Input records>
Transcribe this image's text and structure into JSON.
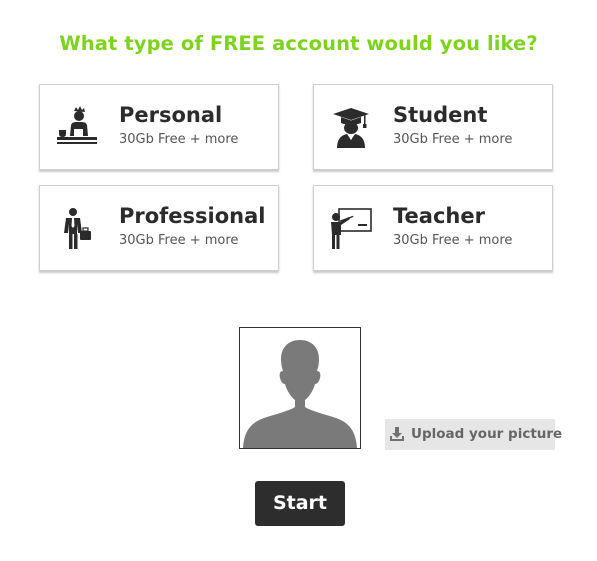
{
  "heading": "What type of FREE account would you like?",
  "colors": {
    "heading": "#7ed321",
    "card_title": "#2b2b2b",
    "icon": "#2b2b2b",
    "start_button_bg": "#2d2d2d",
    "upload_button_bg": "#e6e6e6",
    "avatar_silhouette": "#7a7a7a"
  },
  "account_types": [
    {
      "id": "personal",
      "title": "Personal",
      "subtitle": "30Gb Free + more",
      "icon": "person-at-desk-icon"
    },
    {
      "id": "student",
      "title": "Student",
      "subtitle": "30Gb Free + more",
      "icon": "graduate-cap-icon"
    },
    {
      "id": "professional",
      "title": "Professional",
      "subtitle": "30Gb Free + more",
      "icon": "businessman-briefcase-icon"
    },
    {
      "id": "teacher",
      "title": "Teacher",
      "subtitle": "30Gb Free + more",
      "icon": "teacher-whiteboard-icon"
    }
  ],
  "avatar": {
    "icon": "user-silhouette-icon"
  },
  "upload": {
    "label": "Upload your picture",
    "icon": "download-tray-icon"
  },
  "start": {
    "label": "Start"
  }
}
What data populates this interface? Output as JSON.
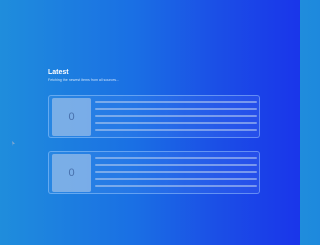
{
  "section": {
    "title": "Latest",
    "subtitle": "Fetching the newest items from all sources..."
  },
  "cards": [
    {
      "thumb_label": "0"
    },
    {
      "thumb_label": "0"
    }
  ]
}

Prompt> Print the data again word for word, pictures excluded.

Result below>
Transcribe this image's text and structure into JSON.
{
  "heading": "What type of FREE account would you like?",
  "colors": {
    "heading": "#7ed321",
    "card_title": "#2b2b2b",
    "icon": "#2b2b2b",
    "start_button_bg": "#2d2d2d",
    "upload_button_bg": "#e6e6e6",
    "avatar_silhouette": "#7a7a7a"
  },
  "account_types": [
    {
      "id": "personal",
      "title": "Personal",
      "subtitle": "30Gb Free + more",
      "icon": "person-at-desk-icon"
    },
    {
      "id": "student",
      "title": "Student",
      "subtitle": "30Gb Free + more",
      "icon": "graduate-cap-icon"
    },
    {
      "id": "professional",
      "title": "Professional",
      "subtitle": "30Gb Free + more",
      "icon": "businessman-briefcase-icon"
    },
    {
      "id": "teacher",
      "title": "Teacher",
      "subtitle": "30Gb Free + more",
      "icon": "teacher-whiteboard-icon"
    }
  ],
  "avatar": {
    "icon": "user-silhouette-icon"
  },
  "upload": {
    "label": "Upload your picture",
    "icon": "download-tray-icon"
  },
  "start": {
    "label": "Start"
  }
}
What data populates this interface? Output as JSON.
{
  "section": {
    "title": "Latest",
    "subtitle": "Fetching the newest items from all sources..."
  },
  "cards": [
    {
      "thumb_label": "0"
    },
    {
      "thumb_label": "0"
    }
  ]
}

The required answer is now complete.